Leaders of Youth Today Are Teaching the Wrong Lessons for 21st Century Success!

The NY Times ran an article this weekend, “How Many Graduates Does It Take to Be No 1?” about the plethora of valedictorians at high school graduations this year.

It seems as if the trend in awarding more than one valedictorian is growing by leaps and bounds.

too many valedictorians sends wrong message to our country’s youth

Because so many students are now getting “straight A’s” schools are having a hard time distinguishing between their best students. So, to solve the problem instead of defining additional tie-breaking criteria they are just piling everyone into one big valedictorian group.

I’m not talking about just having two individuals tie for the top spot, this article says some schools are awarding the title of valedictorian to 6.5% of the graduating class!

This is a farce! It is teaching the wrong lesson!

In the Olympics there is one gold medal even though the silver medalist may have finished .00001 behind in the competition. Tough! Get Over It!

As the character “Ed” played by the late Bruno Kirby said in my favorite all-time movie “City Slickers” when speaking to “Mitch” (Billy Crystal), “Everything is a competition, life is a competition.”

This is not the way to train champions!

It’s time our parents, teachers, school principals and grandparents remember Ed’s message.

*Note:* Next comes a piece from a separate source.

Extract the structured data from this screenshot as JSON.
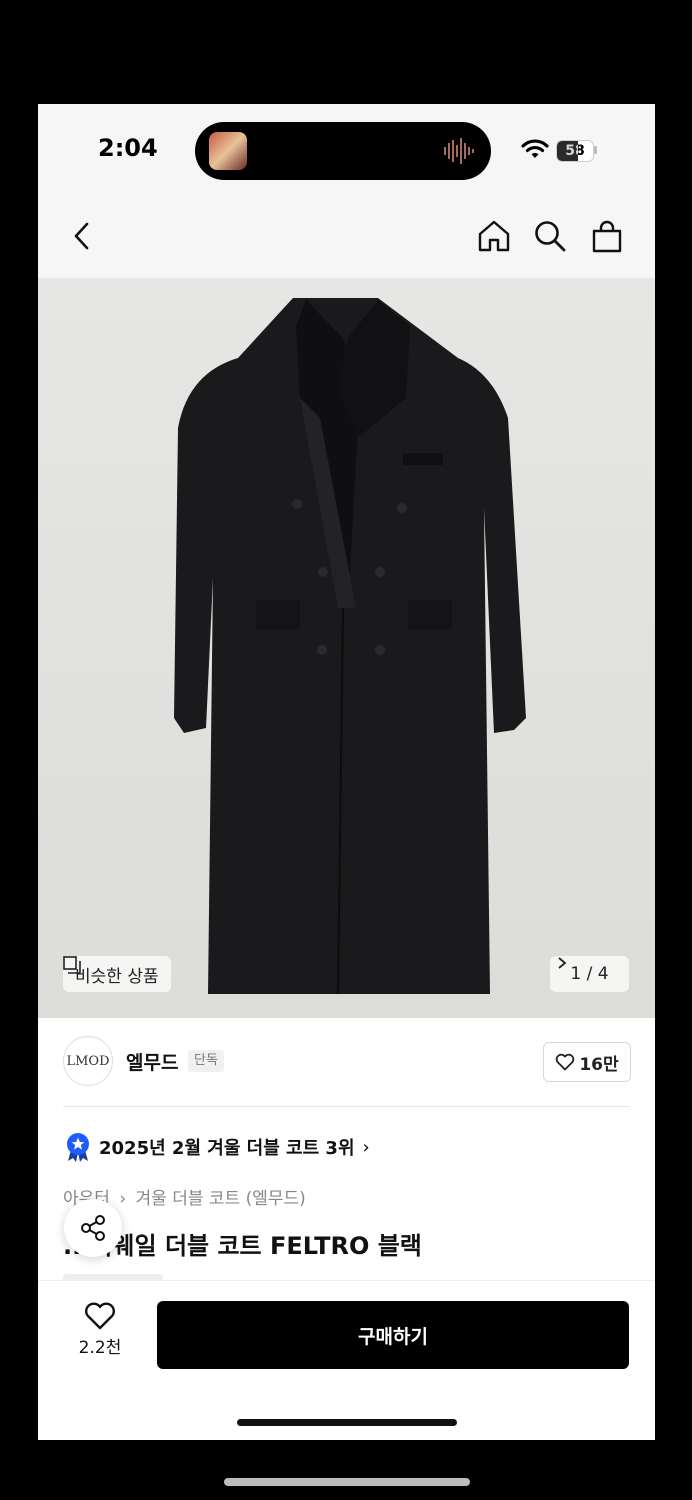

The sooner we start teaching that there is winners and losers in life, athletics and academics, the better the youth of our society will be able to compete on a world stage in this new 21st Century global economy.

If they want to teach them true lessons in self-leadership a good place to start would be with the “5 Traits of a CHAMP Leader”, which you can read about in this recent article.

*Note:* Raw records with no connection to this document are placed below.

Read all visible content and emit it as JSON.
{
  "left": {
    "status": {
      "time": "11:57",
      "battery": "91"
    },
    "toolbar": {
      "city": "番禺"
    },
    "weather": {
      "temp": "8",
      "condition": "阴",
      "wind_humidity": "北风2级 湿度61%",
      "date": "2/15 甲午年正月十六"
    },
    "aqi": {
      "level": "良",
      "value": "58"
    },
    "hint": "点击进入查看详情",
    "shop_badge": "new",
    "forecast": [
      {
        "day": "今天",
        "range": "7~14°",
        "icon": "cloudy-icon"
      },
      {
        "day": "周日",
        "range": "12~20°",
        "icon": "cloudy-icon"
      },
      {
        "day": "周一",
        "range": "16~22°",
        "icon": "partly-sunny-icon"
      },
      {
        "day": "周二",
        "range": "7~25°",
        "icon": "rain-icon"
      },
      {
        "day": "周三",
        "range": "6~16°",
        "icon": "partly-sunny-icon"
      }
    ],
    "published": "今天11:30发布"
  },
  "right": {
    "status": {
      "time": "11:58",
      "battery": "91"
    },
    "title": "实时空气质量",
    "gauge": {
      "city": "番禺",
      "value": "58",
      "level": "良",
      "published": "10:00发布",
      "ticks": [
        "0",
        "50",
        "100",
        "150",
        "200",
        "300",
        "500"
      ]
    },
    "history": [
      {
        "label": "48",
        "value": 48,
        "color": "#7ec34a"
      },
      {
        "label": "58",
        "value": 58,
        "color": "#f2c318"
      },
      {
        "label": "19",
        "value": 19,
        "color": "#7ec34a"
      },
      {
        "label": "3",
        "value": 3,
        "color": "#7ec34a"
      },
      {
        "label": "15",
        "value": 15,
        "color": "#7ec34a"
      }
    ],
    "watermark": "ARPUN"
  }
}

It’s more important than ever, today!

’til next time, make it a great week and have a happy, healthy and safe July 4th holiday weekend if you are reading this from the United States.

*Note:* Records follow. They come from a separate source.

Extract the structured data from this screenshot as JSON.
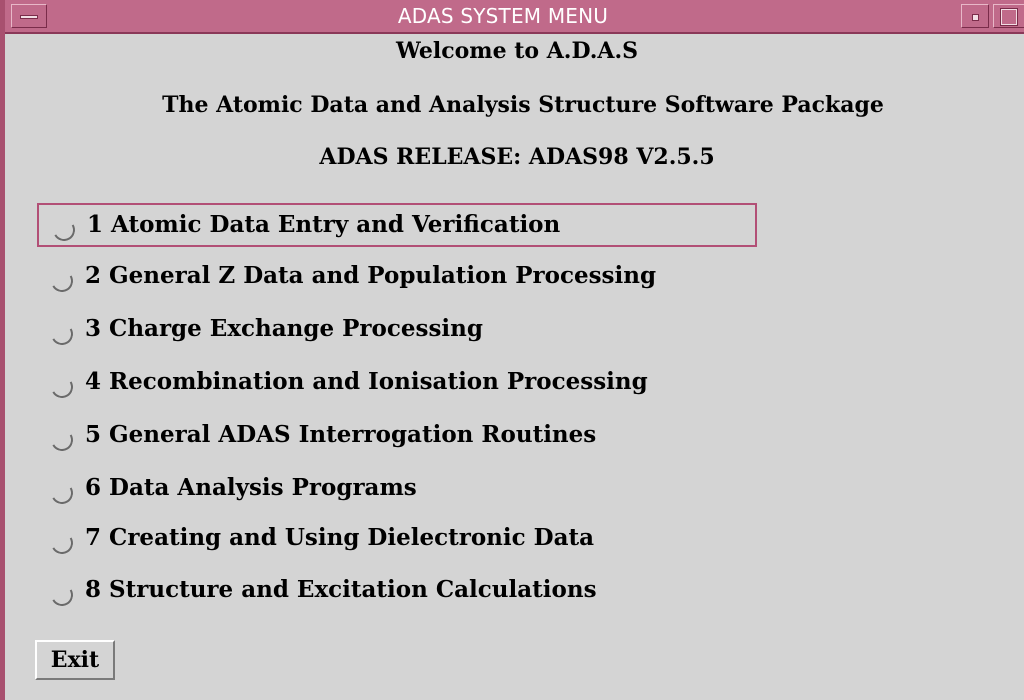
{
  "window": {
    "title": "ADAS SYSTEM MENU",
    "accent_color": "#c06a8a"
  },
  "header": {
    "welcome": "Welcome to A.D.A.S",
    "subtitle": "The Atomic Data and Analysis Structure Software Package",
    "release": "ADAS RELEASE: ADAS98 V2.5.5"
  },
  "options": [
    {
      "label": "1 Atomic Data Entry and Verification",
      "selected": false,
      "focused": true
    },
    {
      "label": "2 General Z Data and Population Processing",
      "selected": false
    },
    {
      "label": "3 Charge Exchange Processing",
      "selected": false
    },
    {
      "label": "4 Recombination and Ionisation Processing",
      "selected": false
    },
    {
      "label": "5 General ADAS Interrogation Routines",
      "selected": false
    },
    {
      "label": "6 Data Analysis Programs",
      "selected": false
    },
    {
      "label": "7 Creating and Using Dielectronic Data",
      "selected": false
    },
    {
      "label": "8 Structure and Excitation Calculations",
      "selected": false
    }
  ],
  "actions": {
    "exit_label": "Exit"
  }
}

skip weisman, helping leaders motivate employees to improve organizational performance